Hang up a variety of well-stocked bird feeders and you’ll be rewarded by the sight of your very own avian ballet
Scrub down stained stone paving with a deck brush or pressure-washer and refresh pebble paths with a top-dressing (see landscapedepot.ie). Give garden benches a new lease of life with a fresh lick of paint or alternatively consider investing in a few timeless pieces of garden furniture (see formalityonline.com). A well-chosen piece of outdoor sculpture can also add another layer of interest and give you many years of pleasure (see solomongallery.ie, thekildaregallery.ie, calnan-anhoj.ie).
Don’t forget, also, the transformative power of light; a few garden lights or lanterns can illuminate an outdoor space in subtle yet theatrical ways. Just bear in mind that less is definitely more (“airport runway” is not a good look, nor is it good for garden wildlife).
Heat is important too. On the darkest and gloomiest of winter nights, the warmth and flickering flames of a garden fire-bowl/outdoor brazier or chiminea (see quickcrop.ie) will help to create a special kind of pandemic-defying magic. But just make sure that same heat isn’t so close to prized plants that it accidentally scorches their leaves.
Another alternative is to build your very own outdoor, wood-fired clay oven or – as I recently saw being used in the beautiful garden terrace of a private house – to install an outdoor wood-burning stove. To make it as eco-friendly as possible, use properly dried, ethically sourced firewood (once cooled, the wood ash can be added to the compost heap or used as a soil amendment).
Even the smallest things make a huge difference to our enjoyment of the garden at this time of year. Hang up a variety of well-stocked bird feeders (see more below) and you’ll be rewarded by the sight of your very own avian ballet, a never-ending melodrama of flickering wings, sweet courtships and fierce competition.

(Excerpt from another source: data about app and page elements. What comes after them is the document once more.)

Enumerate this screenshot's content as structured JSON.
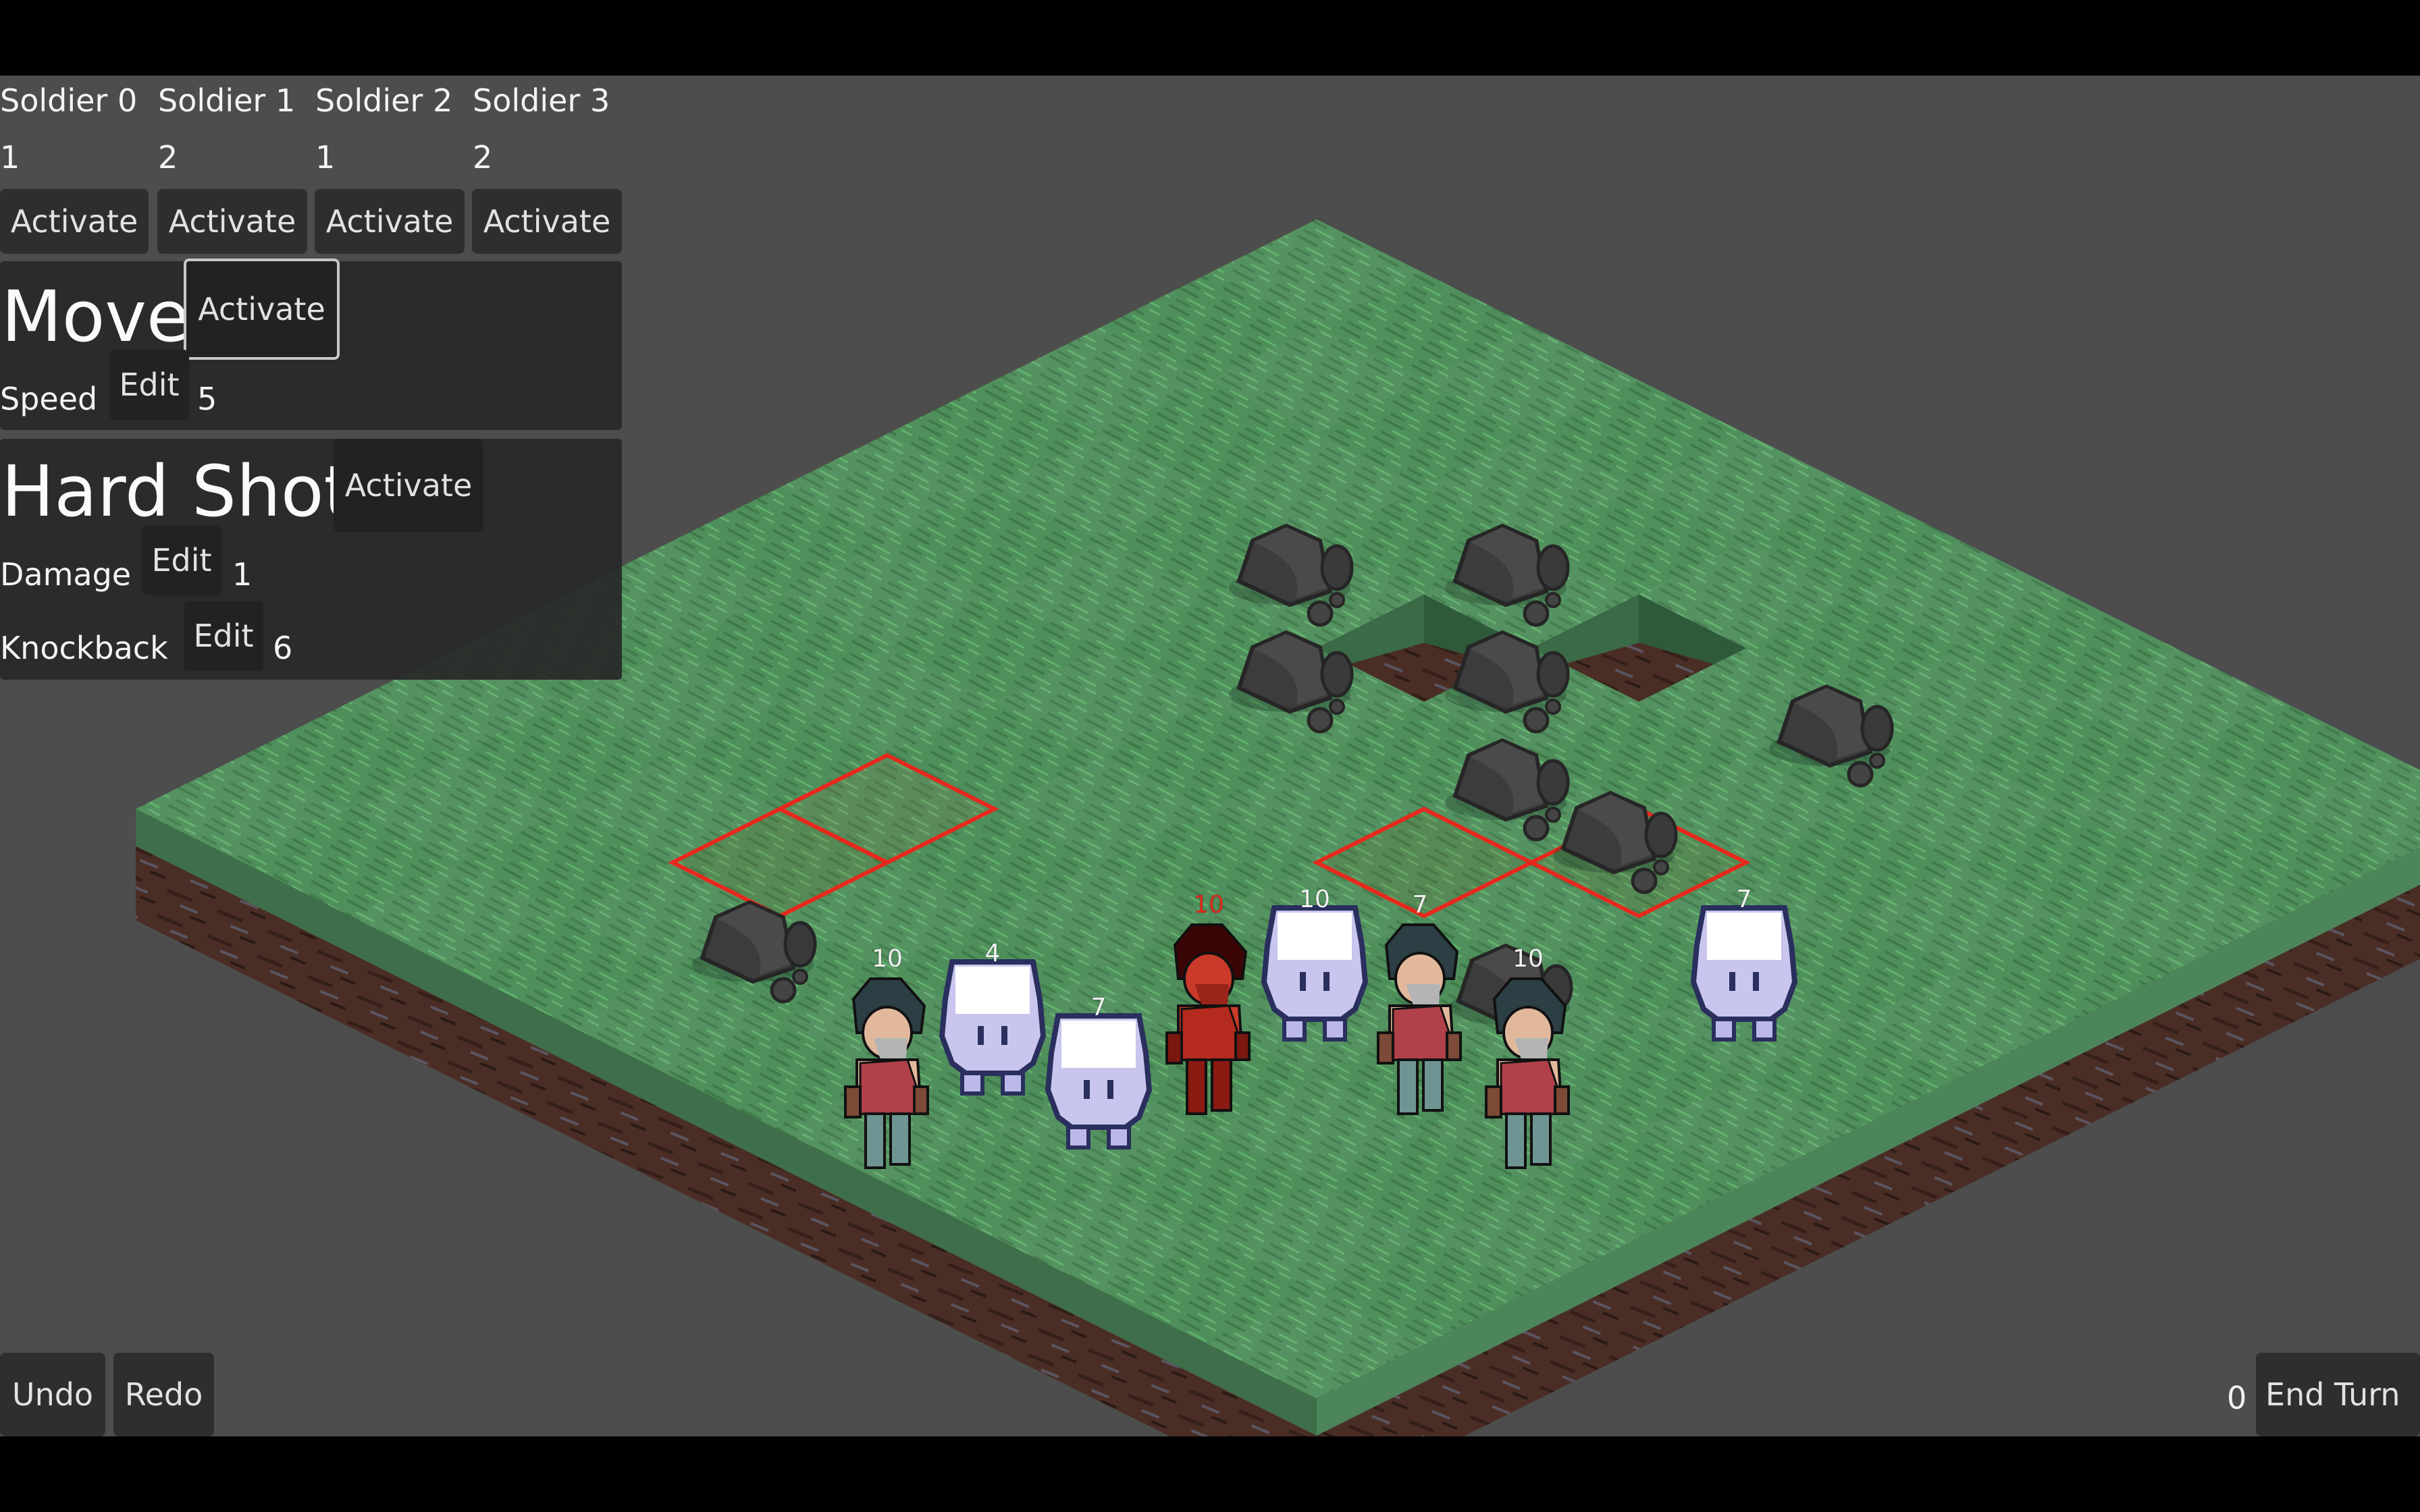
{
  "soldiers": [
    {
      "name": "Soldier 0",
      "value": "1",
      "button": "Activate"
    },
    {
      "name": "Soldier 1",
      "value": "2",
      "button": "Activate"
    },
    {
      "name": "Soldier 2",
      "value": "1",
      "button": "Activate"
    },
    {
      "name": "Soldier 3",
      "value": "2",
      "button": "Activate"
    }
  ],
  "abilities": {
    "move": {
      "title": "Move",
      "activate_label": "Activate",
      "stats": [
        {
          "label": "Speed",
          "edit_label": "Edit",
          "value": "5"
        }
      ]
    },
    "hard_shot": {
      "title": "Hard Shot",
      "activate_label": "Activate",
      "stats": [
        {
          "label": "Damage",
          "edit_label": "Edit",
          "value": "1"
        },
        {
          "label": "Knockback",
          "edit_label": "Edit",
          "value": "6"
        }
      ]
    }
  },
  "bottom_bar": {
    "undo_label": "Undo",
    "redo_label": "Redo",
    "turn_counter": "0",
    "end_turn_label": "End Turn"
  },
  "board": {
    "size": [
      11,
      11
    ],
    "terrain": "grass",
    "colors": {
      "grass": "#4f8f5c",
      "grass_light": "#5da36a",
      "dirt": "#4a2e26",
      "highlight": "#e8281c",
      "enemy": "#c9281c"
    },
    "rocks": [
      [
        3,
        0
      ],
      [
        5,
        0
      ],
      [
        3,
        1
      ],
      [
        5,
        1
      ],
      [
        5,
        2
      ],
      [
        6,
        2
      ],
      [
        7,
        0
      ],
      [
        2,
        5
      ],
      [
        7,
        4
      ]
    ],
    "pits": [
      [
        4,
        3
      ],
      [
        5,
        2
      ]
    ],
    "units": [
      {
        "type": "soldier",
        "team": "player",
        "hp": "10",
        "icon": "soldier-sprite"
      },
      {
        "type": "ghost",
        "team": "neutral",
        "hp": "4",
        "icon": "ghost-sprite"
      },
      {
        "type": "ghost",
        "team": "neutral",
        "hp": "7",
        "icon": "ghost-sprite"
      },
      {
        "type": "soldier",
        "team": "enemy",
        "hp": "10",
        "icon": "enemy-soldier-sprite"
      },
      {
        "type": "ghost",
        "team": "neutral",
        "hp": "10",
        "icon": "ghost-sprite"
      },
      {
        "type": "soldier",
        "team": "player",
        "hp": "7",
        "icon": "soldier-sprite"
      },
      {
        "type": "soldier",
        "team": "player",
        "hp": "10",
        "icon": "soldier-sprite"
      },
      {
        "type": "ghost",
        "team": "neutral",
        "hp": "7",
        "icon": "ghost-sprite"
      }
    ]
  }
}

Add a small birdbath and observe the careful grooming rituals of visiting birds. And the addition of the tiniest of garden ponds might even surprise with the many different wild species that will begin to visit or take up residence, proving that nature is all around us, even in the depths of an Irish winter.
This Week in the Garden…
This is a good time of the year to give flower beds/borders a gentle tidy-up by cutting back the dying foliage of herbaceous perennials (these can go on the compost heap) and clearing away weeds. In drier parts of the country, this is also a good time of the year to lift overcrowded, underperforming summer-flowering perennials as a way of rejuvenating them.
Lift clumps with a garden fork and then either use a sharp knife, small saw or two garden forks (placed back to back into the centre of the clump) to separate the clump into smaller sections. Quickly replant these back into the ground or pot them on, then water well to encourage good root establishment.
Wash, scrub down and disinfect birdfeeders and bird tables before stocking them with a variety of nutritious food (examples include peanuts, nyjer seed, sunflower seeds, fat balls, mealworms, pre-soaked sultanas, sliced apple, naked rolled oats and pinhead oats) to help support wild bird populations.
To help protect visiting birds from predatory cats, bird tables and feeders should ideally be placed at least 2 metres away from any low ground cover and in a spot that provides birds with high leafy cover (for example, the overhanging branches of a tree).
To prevent disease and avoid the risk of attracting rodents, never put out large quantities of food at any one time and always remove any stale loose food from the ground. For more advice on feeding birds in your garden go to birdwatchireland.ie